Act III of the Alvarez/Chandler saga was scheduled to be the main event at Bellator’s inaugural pay-per view event. This rubber match, which if Will Brooks has his way will be sidelined indefinitely, would mark the end, at least for now, of a battle that began in 2011, between the two skilled lightweights.
While many have chosen to believe that Alvarez’s failure to participate in this event is for reasons other than he has stated. The issue of head trauma in the combat sports community is real and worth knowing more about.
What is a concussion? A concussion, also known as mild traumatic brain injury, is a closed head injury which may or may not involve loss of consciousness. While human physiology is designed to provide natural protection/cushioning for the brain, blunt force trauma causes injury not only to the site of impact, but also to the site immediately opposite of site of the impact. Concussions can be sustained through auto accidents, falls or for the sake of this article through sports injury. This type of injury is generally non-life threatening but may have long term effects.
Symptoms of a concussion include, but are not limited to nausea, vomiting, dizziness, headache, blurred vision, loss of consciousness and short term memory loss. In Alvarez’s case, the fighter reported experiencing severe headaches and dizziness. This type of injury is not new for Alvarez or many other fighters. The danger in the case of those involved in combat sports is that these individuals experience repeated assaults to their brains which in turn do have cumulative effects. The risk of long term damage increases exponentially.
Current medical literature suggests that person who experience repeated concussions are at risk for developing chronic encephalopathy, as well as having an increased risk for depression, decreased cognitive performance, prolonged recovery time from concussions, an increased likelihood of having subsequent concussions and the development of dementia like symptoms.
There are no easy answers in the resolution of this concern and certainly use of protective equipment and strengthening of the neck muscles to minimize to coup-contrecoup effect caused by blows to the head would lessen the likelihood of fighters experiencing long term damage from blows to the head. Reality is, however, fighters fight for a living, they spar to hone their craft and getting hit and/or occasionally knocked out is part of the job.

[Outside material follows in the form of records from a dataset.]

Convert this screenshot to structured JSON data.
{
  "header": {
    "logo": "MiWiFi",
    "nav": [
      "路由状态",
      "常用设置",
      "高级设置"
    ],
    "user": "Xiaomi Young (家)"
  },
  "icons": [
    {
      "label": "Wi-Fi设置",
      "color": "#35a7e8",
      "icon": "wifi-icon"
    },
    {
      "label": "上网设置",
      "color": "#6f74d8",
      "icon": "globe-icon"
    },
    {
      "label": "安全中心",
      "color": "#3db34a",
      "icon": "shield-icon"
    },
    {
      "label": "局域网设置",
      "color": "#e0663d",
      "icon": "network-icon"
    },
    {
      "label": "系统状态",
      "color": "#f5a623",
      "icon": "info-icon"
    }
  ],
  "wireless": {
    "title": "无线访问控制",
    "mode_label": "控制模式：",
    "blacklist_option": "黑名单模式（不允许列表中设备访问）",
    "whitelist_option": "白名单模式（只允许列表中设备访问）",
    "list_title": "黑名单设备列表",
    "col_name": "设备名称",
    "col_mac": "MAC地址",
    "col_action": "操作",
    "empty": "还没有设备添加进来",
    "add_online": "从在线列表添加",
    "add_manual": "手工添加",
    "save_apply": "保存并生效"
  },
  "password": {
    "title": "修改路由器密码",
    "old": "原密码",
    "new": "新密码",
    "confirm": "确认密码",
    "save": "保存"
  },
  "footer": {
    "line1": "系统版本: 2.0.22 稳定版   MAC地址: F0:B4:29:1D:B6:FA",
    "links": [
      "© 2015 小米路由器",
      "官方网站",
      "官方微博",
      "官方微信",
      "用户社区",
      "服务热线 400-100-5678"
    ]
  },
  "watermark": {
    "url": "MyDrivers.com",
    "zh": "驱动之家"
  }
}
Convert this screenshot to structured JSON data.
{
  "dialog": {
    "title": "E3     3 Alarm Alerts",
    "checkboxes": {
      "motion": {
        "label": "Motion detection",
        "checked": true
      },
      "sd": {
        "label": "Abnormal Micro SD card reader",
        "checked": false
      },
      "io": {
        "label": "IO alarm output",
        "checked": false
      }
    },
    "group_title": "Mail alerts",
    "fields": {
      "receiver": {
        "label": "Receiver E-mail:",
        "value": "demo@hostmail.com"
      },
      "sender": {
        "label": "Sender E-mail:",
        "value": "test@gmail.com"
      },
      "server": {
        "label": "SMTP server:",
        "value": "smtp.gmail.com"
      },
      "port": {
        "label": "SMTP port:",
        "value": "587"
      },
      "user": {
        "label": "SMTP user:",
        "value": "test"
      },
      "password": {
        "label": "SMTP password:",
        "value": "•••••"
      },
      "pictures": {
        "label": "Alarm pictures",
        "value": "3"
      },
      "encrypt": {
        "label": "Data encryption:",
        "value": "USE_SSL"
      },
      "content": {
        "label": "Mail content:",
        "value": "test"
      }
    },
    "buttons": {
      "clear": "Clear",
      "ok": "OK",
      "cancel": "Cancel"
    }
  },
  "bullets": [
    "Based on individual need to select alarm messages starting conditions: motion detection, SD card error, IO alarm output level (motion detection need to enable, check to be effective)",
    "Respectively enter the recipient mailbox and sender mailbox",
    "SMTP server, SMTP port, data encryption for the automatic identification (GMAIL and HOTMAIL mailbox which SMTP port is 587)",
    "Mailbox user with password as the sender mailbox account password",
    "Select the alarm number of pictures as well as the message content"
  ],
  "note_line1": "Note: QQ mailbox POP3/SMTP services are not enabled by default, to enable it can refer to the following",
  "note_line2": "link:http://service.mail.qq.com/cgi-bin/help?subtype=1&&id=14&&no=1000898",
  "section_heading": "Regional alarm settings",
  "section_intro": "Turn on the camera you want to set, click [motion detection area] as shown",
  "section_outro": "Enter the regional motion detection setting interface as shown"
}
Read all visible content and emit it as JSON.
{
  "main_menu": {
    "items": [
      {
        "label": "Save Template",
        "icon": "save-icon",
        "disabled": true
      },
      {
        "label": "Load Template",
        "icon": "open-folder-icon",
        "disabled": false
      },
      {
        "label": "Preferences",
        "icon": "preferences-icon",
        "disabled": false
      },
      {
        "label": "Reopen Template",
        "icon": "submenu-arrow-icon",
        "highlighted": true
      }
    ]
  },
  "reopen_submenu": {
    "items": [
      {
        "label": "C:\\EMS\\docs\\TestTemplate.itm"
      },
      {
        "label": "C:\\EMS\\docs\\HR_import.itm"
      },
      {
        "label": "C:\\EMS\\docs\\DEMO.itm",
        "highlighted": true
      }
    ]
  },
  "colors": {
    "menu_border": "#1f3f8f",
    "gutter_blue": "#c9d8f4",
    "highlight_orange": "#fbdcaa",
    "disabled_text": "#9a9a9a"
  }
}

If anything positive comes from Alvarez’s current situation, at least fighters, trainers and fans of combat sports have been given another opportunity to increase their awareness of this issue and the long term implications, as well as to reorient themselves to the fact that a fighter’s ultimate responsibility is to protect him/herself from the long term effect that repeated head traumas can cause. It hopefully also pushes a “safety-first” agenda to the organizations that promote combat sports